What many may not know are these 5 healthcare trends you are bound to see in the recent years. Read on to find out what they are, and how they are shaping the healthcare insurance market.
- The US Population is Aging
According the Harvard Business Review, in 1960 the median age for American men and women was 29.5. This number has now risen to 37.9 as of now. And, in the next 12 years, will increase to over 40 years old.
What this means is that the US has an aging population, which entails that more Americans will be seeking care and treatment.
The article goes on to state that the per capita annual health care cost averages around the $4,500-mark for those between 19 and 44 years old. This number double past in the 45-64 range. And, then quadruples past 65.
Despite these statistics, with an aging population, it may be too much for most Americans to afford healthcare costs as high those stated.
What could happen is that the healthcare insurance market could become more competitive, which means lowering prices. On the other hand, the opposite could be true, since healthcare would be more in demand. (Speaking of which, read more on Medicare.)
- Telemedicine Is Skyrocketing
Telemedicine—consulting with doctors and medical professionals via Skype or FaceTime—is only going to increase, as reported by Forbes.
Forbes goes on to mention that even in 2015, this trend was already predicted, with 80% of doctors polled stating telemedicine is a better way to managing chronic disease as opposed to the standard doctor visit.
Instead of patients having to get in their cars and physically drive to the doctor’s and sit in waiting lobbies, they can simply turn on their computer. This makes it much easier, Forbes states, for both doctor and patient to schedule appointments around their days. It also is a time and money saver.

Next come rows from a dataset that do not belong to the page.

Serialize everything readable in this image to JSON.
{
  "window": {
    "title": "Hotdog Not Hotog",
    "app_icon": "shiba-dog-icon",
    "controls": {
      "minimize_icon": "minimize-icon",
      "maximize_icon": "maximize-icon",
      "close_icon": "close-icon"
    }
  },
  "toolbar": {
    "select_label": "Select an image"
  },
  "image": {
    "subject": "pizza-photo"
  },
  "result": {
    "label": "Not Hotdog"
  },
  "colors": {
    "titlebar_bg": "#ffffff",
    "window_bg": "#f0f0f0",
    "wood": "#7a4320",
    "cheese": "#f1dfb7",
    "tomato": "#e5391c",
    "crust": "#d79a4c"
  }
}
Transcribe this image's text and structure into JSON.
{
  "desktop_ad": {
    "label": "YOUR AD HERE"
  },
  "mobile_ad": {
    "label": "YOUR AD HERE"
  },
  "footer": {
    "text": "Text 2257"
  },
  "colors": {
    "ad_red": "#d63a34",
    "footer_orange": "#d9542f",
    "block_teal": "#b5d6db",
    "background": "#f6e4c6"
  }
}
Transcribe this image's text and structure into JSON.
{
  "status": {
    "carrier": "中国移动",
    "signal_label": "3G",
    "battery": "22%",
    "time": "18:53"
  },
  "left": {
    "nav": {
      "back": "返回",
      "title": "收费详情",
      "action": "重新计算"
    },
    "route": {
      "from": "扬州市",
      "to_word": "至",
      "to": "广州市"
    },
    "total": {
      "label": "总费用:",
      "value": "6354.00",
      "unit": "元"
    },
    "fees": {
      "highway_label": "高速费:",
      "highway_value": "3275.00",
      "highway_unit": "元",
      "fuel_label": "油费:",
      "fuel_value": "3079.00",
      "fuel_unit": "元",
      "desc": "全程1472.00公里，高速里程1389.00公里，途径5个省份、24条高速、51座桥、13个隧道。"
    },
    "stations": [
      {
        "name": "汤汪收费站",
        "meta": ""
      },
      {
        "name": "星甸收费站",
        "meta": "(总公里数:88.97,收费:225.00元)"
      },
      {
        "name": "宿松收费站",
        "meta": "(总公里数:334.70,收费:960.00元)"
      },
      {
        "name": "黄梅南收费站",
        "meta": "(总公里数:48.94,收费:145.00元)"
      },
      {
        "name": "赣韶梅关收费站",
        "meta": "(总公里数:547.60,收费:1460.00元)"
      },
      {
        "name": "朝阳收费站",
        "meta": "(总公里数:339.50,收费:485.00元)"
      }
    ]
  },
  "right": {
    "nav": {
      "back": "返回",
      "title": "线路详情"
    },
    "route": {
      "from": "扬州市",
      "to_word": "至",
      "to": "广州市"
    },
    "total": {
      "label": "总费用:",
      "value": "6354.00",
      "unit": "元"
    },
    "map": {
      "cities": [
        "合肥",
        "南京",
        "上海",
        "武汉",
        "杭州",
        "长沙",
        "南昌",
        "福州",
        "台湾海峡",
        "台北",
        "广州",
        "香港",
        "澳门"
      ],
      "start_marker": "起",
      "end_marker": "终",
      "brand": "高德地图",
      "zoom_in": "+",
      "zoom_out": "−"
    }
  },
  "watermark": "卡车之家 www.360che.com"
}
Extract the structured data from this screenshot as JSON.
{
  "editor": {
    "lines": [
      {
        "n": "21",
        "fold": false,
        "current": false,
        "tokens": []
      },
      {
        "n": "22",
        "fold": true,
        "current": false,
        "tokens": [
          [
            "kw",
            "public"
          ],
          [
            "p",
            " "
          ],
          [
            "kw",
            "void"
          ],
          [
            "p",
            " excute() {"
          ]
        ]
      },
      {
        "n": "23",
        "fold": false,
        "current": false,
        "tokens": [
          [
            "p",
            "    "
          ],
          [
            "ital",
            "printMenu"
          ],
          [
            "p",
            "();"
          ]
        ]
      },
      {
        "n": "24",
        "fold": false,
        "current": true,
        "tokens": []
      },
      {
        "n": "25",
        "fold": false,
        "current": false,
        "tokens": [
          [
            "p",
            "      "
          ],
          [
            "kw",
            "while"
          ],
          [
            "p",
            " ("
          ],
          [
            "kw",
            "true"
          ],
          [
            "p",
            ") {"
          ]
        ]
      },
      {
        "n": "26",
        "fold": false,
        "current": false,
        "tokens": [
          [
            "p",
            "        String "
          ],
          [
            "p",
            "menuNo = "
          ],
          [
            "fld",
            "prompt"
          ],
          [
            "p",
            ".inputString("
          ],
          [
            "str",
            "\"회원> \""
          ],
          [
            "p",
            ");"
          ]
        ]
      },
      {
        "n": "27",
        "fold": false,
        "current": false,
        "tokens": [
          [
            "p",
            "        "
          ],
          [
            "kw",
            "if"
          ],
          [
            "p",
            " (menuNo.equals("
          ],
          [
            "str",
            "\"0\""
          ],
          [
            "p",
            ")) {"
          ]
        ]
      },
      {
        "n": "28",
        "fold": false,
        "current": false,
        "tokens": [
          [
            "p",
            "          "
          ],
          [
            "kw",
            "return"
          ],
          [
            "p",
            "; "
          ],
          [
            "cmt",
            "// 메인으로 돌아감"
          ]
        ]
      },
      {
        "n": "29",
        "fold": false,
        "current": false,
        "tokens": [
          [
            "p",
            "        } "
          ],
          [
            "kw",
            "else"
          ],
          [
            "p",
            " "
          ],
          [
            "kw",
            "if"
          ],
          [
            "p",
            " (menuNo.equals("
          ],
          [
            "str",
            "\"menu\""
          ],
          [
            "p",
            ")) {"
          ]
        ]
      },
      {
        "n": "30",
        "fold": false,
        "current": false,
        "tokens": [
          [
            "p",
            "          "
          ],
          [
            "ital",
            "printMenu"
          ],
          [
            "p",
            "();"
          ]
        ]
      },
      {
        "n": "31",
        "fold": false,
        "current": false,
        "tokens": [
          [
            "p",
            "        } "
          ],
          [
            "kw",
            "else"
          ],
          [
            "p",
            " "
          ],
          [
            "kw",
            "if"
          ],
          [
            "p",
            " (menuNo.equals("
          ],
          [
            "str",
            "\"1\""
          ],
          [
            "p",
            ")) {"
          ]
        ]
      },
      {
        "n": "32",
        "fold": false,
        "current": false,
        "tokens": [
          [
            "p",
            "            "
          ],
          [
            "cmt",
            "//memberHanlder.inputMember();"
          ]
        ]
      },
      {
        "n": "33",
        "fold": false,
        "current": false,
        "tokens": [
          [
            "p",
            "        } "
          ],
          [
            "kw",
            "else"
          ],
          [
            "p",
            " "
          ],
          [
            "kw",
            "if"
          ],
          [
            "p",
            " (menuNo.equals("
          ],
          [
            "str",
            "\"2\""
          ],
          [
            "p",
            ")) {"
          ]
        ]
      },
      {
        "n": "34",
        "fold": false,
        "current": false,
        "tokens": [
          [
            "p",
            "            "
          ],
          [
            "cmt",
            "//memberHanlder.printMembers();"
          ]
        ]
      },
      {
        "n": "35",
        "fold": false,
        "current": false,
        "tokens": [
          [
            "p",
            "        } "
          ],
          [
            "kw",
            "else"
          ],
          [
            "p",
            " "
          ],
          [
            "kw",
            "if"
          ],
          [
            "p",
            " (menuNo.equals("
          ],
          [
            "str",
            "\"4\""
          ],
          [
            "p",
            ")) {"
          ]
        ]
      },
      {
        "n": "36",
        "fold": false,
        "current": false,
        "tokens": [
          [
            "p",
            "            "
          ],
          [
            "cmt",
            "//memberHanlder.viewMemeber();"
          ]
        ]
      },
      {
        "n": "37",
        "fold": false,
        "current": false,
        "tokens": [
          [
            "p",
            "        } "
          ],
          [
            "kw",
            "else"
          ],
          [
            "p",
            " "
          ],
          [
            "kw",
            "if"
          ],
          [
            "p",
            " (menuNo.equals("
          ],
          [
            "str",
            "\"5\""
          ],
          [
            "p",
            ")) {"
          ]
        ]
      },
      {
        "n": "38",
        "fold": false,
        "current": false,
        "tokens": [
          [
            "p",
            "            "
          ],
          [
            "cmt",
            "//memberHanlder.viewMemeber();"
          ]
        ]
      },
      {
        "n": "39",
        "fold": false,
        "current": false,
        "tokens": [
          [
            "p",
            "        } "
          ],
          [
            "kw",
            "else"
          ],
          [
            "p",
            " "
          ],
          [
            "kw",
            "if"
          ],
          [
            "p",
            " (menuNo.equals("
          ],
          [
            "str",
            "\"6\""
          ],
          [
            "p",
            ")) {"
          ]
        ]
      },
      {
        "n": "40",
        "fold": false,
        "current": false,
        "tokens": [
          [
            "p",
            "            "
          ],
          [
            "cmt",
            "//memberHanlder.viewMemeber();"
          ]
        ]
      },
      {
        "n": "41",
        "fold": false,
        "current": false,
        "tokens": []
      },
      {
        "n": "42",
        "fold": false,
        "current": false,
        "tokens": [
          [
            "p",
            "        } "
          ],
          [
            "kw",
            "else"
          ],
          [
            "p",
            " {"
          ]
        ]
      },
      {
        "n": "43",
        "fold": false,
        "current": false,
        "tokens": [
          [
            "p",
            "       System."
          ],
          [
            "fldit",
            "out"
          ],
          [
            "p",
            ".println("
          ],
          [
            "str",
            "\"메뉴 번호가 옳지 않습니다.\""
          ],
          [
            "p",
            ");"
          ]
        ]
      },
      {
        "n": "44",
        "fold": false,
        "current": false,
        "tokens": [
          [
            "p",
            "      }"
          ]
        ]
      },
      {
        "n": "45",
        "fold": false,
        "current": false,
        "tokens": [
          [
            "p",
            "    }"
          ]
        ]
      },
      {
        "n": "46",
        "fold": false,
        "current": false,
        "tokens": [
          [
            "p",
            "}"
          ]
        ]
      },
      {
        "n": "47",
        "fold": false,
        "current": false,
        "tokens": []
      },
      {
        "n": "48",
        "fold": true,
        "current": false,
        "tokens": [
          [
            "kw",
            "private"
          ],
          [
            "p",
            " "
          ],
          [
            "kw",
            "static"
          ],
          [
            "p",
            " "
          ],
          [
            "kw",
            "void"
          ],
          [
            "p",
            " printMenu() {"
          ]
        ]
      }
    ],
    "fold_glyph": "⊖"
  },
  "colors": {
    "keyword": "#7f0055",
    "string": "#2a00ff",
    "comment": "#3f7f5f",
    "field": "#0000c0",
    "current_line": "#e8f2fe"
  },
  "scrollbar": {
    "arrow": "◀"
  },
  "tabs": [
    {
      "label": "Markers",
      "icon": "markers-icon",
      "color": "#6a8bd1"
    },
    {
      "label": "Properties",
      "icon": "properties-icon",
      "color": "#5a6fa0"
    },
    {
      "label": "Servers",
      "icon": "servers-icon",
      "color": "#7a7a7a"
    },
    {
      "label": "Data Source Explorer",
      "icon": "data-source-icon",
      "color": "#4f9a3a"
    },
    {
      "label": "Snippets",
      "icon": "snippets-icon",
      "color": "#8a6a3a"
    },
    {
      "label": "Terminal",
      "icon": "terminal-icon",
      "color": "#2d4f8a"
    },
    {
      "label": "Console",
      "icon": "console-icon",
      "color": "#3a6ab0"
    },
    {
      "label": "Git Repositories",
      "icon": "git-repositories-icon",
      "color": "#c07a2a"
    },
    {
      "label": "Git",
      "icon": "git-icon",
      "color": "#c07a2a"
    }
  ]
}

- Doctors and Medical Professionals Need More Training…in Big Data
The world is relying more and more on technology, with the healthcare industry being no exception. Stanford Medicine reports that doctors and medical professionals will now not only need to be trained on the usual medical protocols and procedures but will need to know more about computers and analytics.
This makes sense, given that we are now seeing iPads more in medical settings, as well as the reliance on medical devices.
- Health Literacy Is on the Rise
Stanford Medicine also reports patients will be given more health information, as genetic testing and wearables have become commonplace.
This puts patient’s health in their own hands and allows them to have some sense of control.
- Patients Will Bring Their Own Data
Healthcare IT News reports that patients will be bringing in their own health information to appointments.
This could be in the form of several articles on a specific disease or condition, as well as their own personal medical stats recorded via an app on their phone. What this means is that doctors (and the healthcare industry as a whole) will need to be flexible and open to more data.
From these healthcare trends, it is safe to say that big data, an aging population, and the reliance on technology are making waves in the health industry. What other trends do you predict? Leave a comment.